| Work request |
Extract exactly and only the lines from the one containing "Transcribe this image's" through the end of the entries below. Pictures should not appear in the copy.

| Dataset excerpts |
--
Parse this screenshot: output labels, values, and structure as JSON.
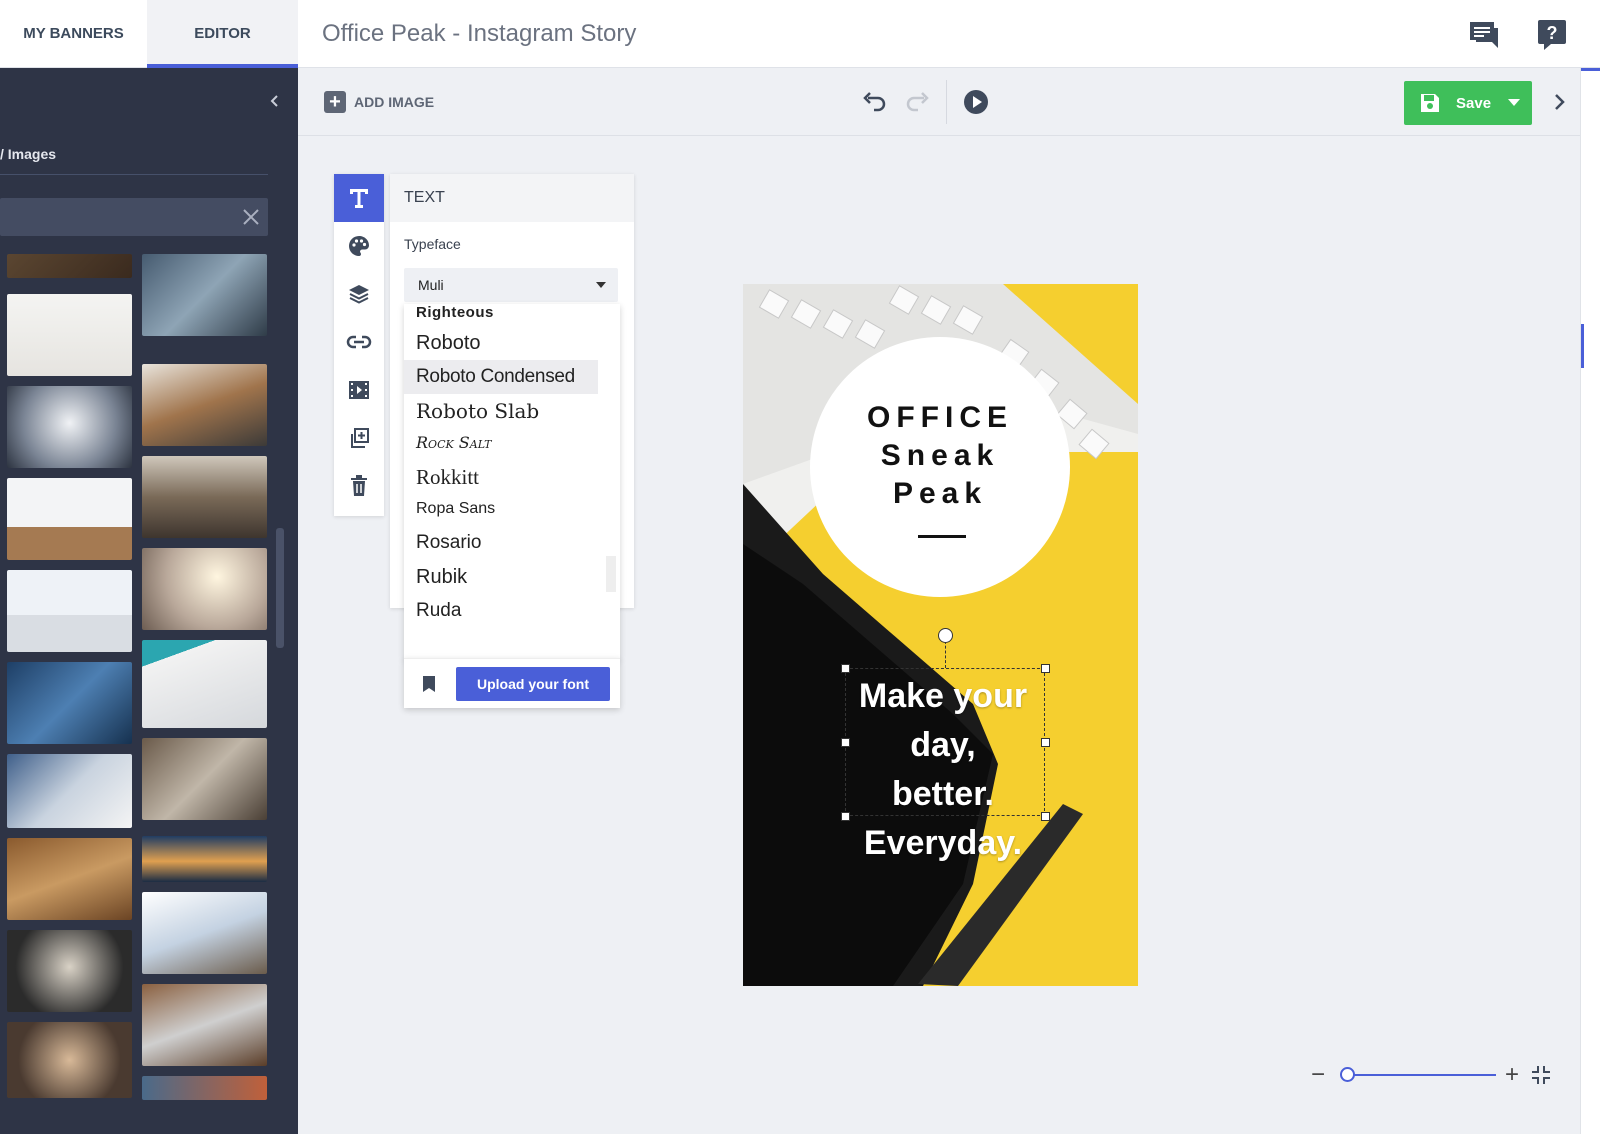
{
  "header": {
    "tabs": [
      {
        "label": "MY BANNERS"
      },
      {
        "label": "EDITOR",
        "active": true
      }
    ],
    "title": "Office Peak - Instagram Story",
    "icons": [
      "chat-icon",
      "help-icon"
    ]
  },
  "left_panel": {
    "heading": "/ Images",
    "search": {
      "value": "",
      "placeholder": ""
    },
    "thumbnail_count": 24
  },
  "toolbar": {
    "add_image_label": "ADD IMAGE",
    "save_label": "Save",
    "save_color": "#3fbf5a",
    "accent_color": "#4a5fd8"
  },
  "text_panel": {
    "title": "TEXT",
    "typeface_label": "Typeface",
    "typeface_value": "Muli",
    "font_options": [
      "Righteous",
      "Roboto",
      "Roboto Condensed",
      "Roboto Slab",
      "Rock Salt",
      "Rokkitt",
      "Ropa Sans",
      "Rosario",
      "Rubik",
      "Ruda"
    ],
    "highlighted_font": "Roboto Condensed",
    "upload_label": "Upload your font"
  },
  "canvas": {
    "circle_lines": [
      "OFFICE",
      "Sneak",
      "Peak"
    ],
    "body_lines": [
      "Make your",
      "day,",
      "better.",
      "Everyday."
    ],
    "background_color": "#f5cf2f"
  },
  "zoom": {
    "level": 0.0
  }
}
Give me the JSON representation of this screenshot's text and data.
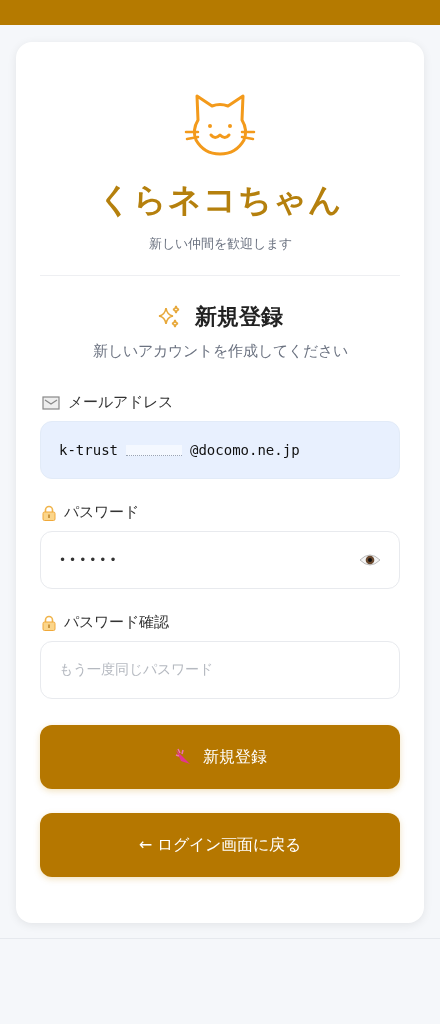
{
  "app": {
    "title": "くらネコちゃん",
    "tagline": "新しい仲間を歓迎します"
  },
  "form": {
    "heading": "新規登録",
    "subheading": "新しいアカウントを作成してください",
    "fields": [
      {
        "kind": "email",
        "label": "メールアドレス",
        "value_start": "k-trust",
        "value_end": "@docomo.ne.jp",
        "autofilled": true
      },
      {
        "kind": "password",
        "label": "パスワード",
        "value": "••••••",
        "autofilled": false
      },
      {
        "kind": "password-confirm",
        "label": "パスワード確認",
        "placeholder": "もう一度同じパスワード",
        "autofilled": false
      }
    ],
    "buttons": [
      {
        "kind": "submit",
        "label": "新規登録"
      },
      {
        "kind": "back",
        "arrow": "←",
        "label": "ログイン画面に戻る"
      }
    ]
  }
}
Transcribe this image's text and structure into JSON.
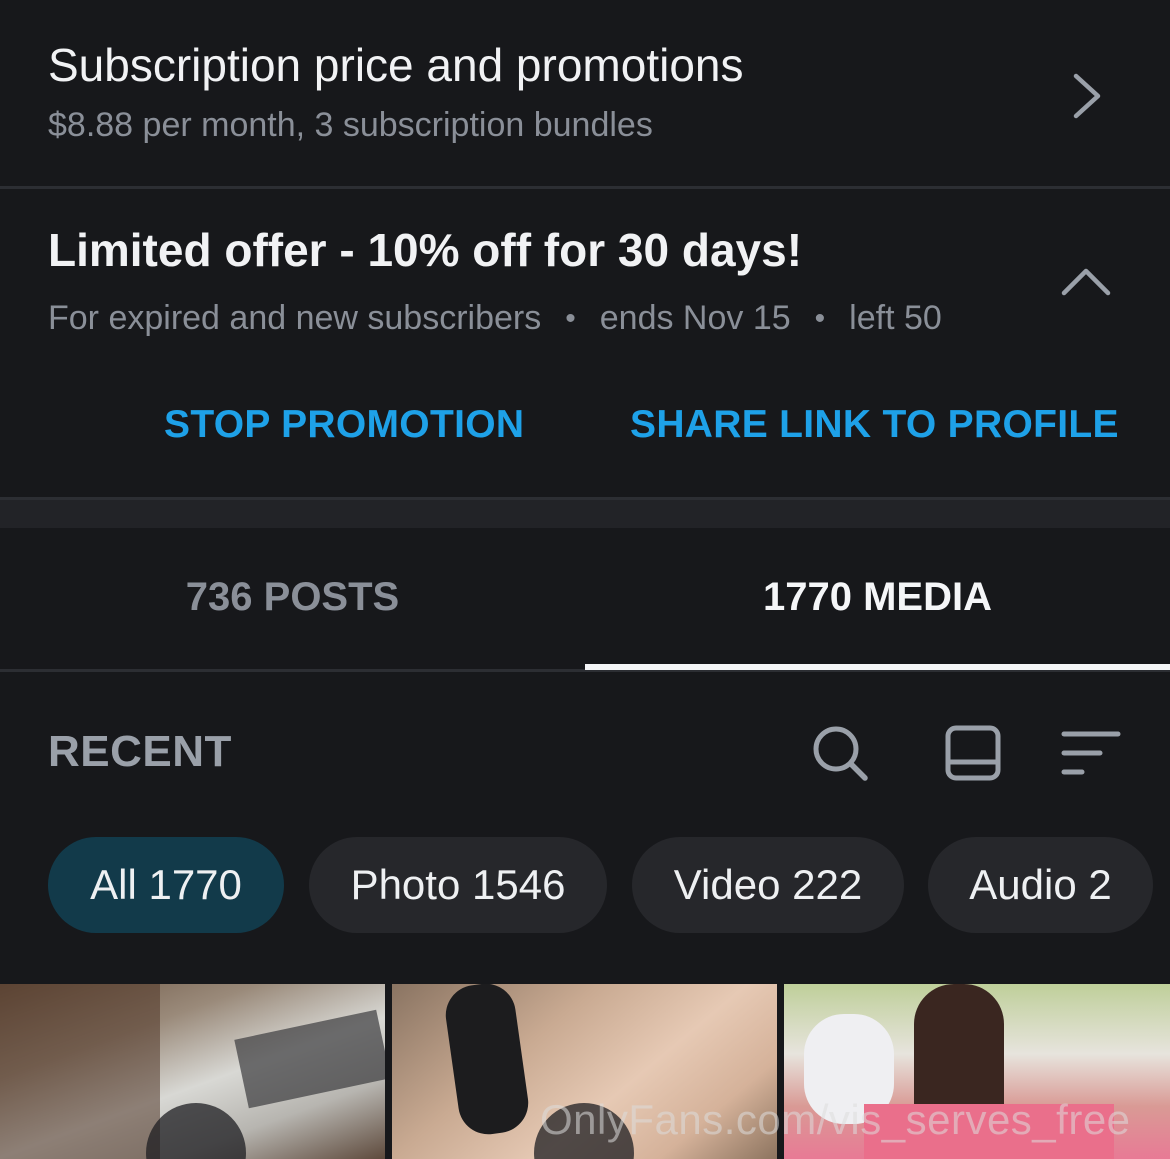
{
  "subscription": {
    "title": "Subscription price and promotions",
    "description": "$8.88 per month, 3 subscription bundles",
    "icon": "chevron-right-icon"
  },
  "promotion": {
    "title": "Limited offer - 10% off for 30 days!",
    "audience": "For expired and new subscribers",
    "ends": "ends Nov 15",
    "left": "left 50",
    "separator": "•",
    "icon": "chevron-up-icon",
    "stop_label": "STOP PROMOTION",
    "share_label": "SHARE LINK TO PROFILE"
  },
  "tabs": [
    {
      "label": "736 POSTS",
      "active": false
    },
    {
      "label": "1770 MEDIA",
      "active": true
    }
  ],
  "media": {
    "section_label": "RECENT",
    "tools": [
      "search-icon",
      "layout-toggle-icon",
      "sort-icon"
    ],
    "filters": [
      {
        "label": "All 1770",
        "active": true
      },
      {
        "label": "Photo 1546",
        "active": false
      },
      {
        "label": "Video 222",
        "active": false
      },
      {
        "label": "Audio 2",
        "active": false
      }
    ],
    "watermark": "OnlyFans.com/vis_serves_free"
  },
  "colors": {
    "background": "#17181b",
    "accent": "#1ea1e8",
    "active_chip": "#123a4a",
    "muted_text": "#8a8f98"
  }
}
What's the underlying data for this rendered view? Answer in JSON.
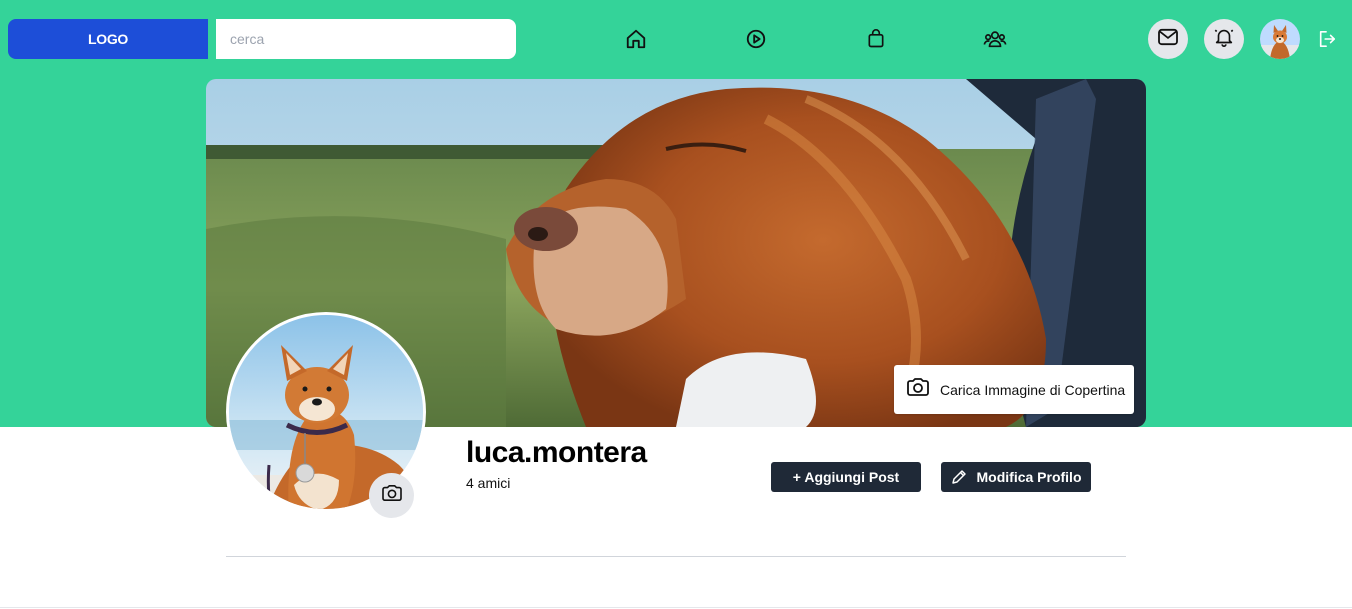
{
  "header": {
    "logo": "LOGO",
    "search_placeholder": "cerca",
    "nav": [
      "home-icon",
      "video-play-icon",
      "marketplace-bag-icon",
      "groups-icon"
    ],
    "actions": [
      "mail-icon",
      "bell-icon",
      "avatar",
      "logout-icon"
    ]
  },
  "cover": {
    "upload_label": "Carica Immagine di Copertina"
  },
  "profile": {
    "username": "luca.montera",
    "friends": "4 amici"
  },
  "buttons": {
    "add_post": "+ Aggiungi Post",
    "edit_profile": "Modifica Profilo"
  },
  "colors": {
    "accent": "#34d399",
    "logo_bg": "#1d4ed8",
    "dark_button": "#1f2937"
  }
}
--
| Exercise result |
Transcribe this image's text and structure into JSON.
{
  "subscription": {
    "title": "Subscription price and promotions",
    "description": "$8.88 per month, 3 subscription bundles",
    "icon": "chevron-right-icon"
  },
  "promotion": {
    "title": "Limited offer - 10% off for 30 days!",
    "audience": "For expired and new subscribers",
    "ends": "ends Nov 15",
    "left": "left 50",
    "separator": "•",
    "icon": "chevron-up-icon",
    "stop_label": "STOP PROMOTION",
    "share_label": "SHARE LINK TO PROFILE"
  },
  "tabs": [
    {
      "label": "736 POSTS",
      "active": false
    },
    {
      "label": "1770 MEDIA",
      "active": true
    }
  ],
  "media": {
    "section_label": "RECENT",
    "tools": [
      "search-icon",
      "layout-toggle-icon",
      "sort-icon"
    ],
    "filters": [
      {
        "label": "All 1770",
        "active": true
      },
      {
        "label": "Photo 1546",
        "active": false
      },
      {
        "label": "Video 222",
        "active": false
      },
      {
        "label": "Audio 2",
        "active": false
      }
    ],
    "watermark": "OnlyFans.com/vis_serves_free"
  },
  "colors": {
    "background": "#17181b",
    "accent": "#1ea1e8",
    "active_chip": "#123a4a",
    "muted_text": "#8a8f98"
  }
}
What's the underlying data for this rendered view? Answer in JSON.
{
  "header": {
    "logo": "LOGO",
    "search_placeholder": "cerca",
    "nav": [
      "home-icon",
      "video-play-icon",
      "marketplace-bag-icon",
      "groups-icon"
    ],
    "actions": [
      "mail-icon",
      "bell-icon",
      "avatar",
      "logout-icon"
    ]
  },
  "cover": {
    "upload_label": "Carica Immagine di Copertina"
  },
  "profile": {
    "username": "luca.montera",
    "friends": "4 amici"
  },
  "buttons": {
    "add_post": "+ Aggiungi Post",
    "edit_profile": "Modifica Profilo"
  },
  "colors": {
    "accent": "#34d399",
    "logo_bg": "#1d4ed8",
    "dark_button": "#1f2937"
  }
}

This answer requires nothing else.